Predictors of Outcome in Cognitive and Behavioural Interventions for Irritable Bowel Syndrome. A Meta-Analysis
Background & Aims: Cognitive behavioural therapy (CBT) has small to medium effects in alleviating emotional distress and psychosomatic symptoms in irritable bowel syndrome (IBS). However, the mechanism through which CBT exerts its effects is less studied. Mediation analysis examines the extent to which intermediate variables explain the effect of the intervention on outcomes. The meta-analysis aims to identify and assess the impact of CBT mediators identified in previous research on IBS.
Methods: An extensive search of studies investigating the effects of CBT for IBS published before January 2018 was conducted. A total of 699 studies were identified through database search and 6 studies including data from 638 patients were analysed.
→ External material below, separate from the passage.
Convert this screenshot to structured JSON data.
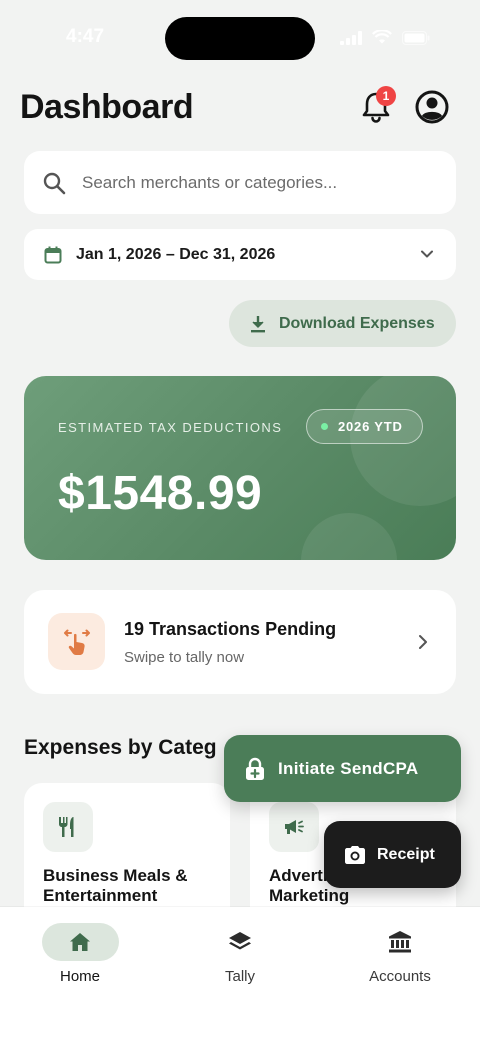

The selected studies had to clearly define the CBT intervention, include IBS patients, report sufficient data to allow calculation of effect sizes and provide a clear mediation analysis of one or several variables on the outcome.
Results: The total effect of CBT was significant for both categories of outcomes (i.e. IBS symptom severity and psychosocial distress), with a low-to-moderate effect on psychosocial distress (r=0.222) and a medium-to-large effect on IBS symptom severity (r=0.413). In fact, the total effect of CBT on IBS symptom severity is significantly higher than the total effect on psychosocial distress Q(1)= 5.06, p= 0.024. Both behaviours and emotions (r=0.158) as well as cognitions (r=0.141) generated significant mediated effects on psychosocial distress, with no significant differences between them (Q(1)= 0.05, p=0.825). Behaviours and emotions mediated 71.1% of the total effect of CBT on psychosocial distress and cognitions mediated 63.5% of the total effect.
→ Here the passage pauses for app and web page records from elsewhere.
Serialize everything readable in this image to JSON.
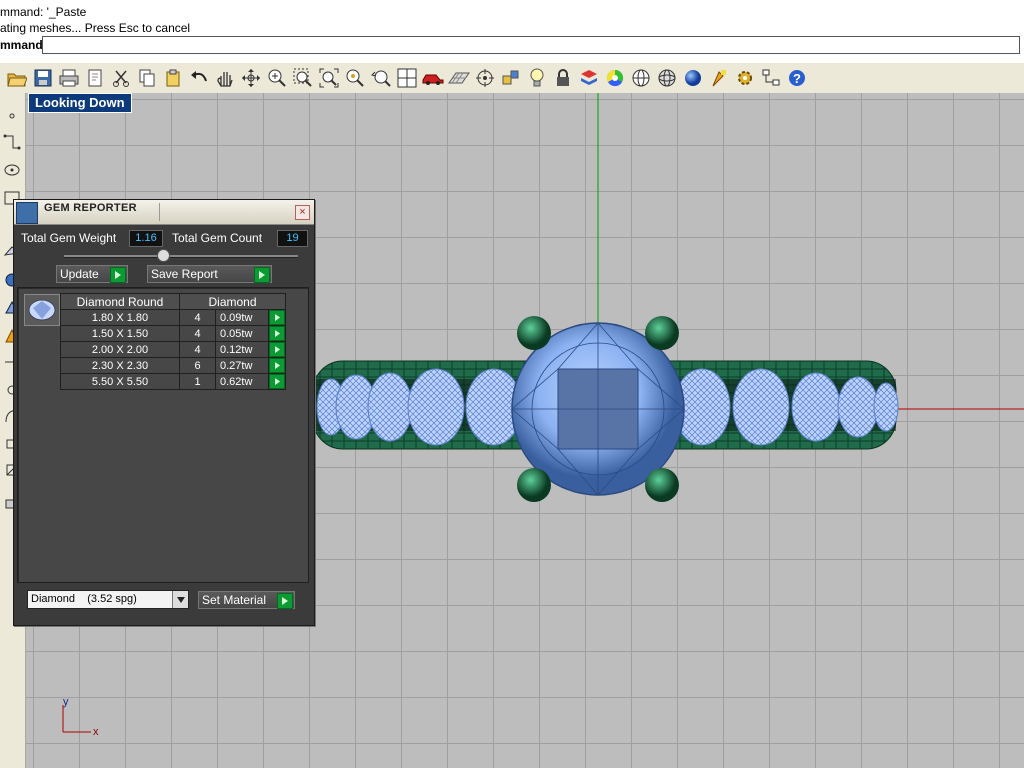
{
  "command_history": {
    "line1": "mmand: '_Paste",
    "line2": "ating meshes... Press Esc to cancel",
    "prompt": "mmand:"
  },
  "toolbar": {
    "icons": [
      "open-icon",
      "save-icon",
      "print-icon",
      "import-icon",
      "cut-icon",
      "copy-icon",
      "paste-icon",
      "undo-icon",
      "pan-hand-icon",
      "rotate-icon",
      "zoom-dynamic-icon",
      "zoom-window-icon",
      "zoom-extents-icon",
      "zoom-selected-icon",
      "undo-view-icon",
      "four-viewports-icon",
      "car-icon",
      "grid-plane-icon",
      "target-icon",
      "snap-icon",
      "light-bulb-icon",
      "lock-icon",
      "layer-icon",
      "color-wheel-icon",
      "wireframe-sphere-icon",
      "render-sphere-icon",
      "blue-sphere-icon",
      "paint-pointer-icon",
      "gear-icon",
      "hierarchy-icon",
      "help-icon"
    ]
  },
  "viewport": {
    "label": "Looking Down",
    "axis_x_label": "x",
    "axis_y_label": "y",
    "colors": {
      "grid": "#9f9f9f",
      "background": "#bdbdbd",
      "axis_x": "#b00000",
      "axis_y": "#00a000",
      "metal": "#1f6b4a",
      "gem": "#9ec4ff"
    }
  },
  "gem_reporter": {
    "title": "GEM REPORTER",
    "total_weight_label": "Total Gem Weight",
    "total_weight_value": "1.16",
    "total_count_label": "Total Gem Count",
    "total_count_value": "19",
    "update_label": "Update",
    "save_report_label": "Save Report",
    "table_headers": [
      "Diamond Round",
      "Diamond"
    ],
    "rows": [
      {
        "size": "1.80 X 1.80",
        "qty": "4",
        "weight": "0.09tw"
      },
      {
        "size": "1.50 X 1.50",
        "qty": "4",
        "weight": "0.05tw"
      },
      {
        "size": "2.00 X 2.00",
        "qty": "4",
        "weight": "0.12tw"
      },
      {
        "size": "2.30 X 2.30",
        "qty": "6",
        "weight": "0.27tw"
      },
      {
        "size": "5.50 X 5.50",
        "qty": "1",
        "weight": "0.62tw"
      }
    ],
    "material_selected": "Diamond    (3.52 spg)",
    "set_material_label": "Set Material"
  }
}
Conclusion: Although significant for both outcomes, the statistical analysis revealed CBT interventions have a greater effect on alleviating IBS symptoms severity rather than on reducing psychological distress. Of the mediators investigated, behaviours, emotions and cognitions seem to have a small to moderating effect in reducing IBS symptom and psychological distress.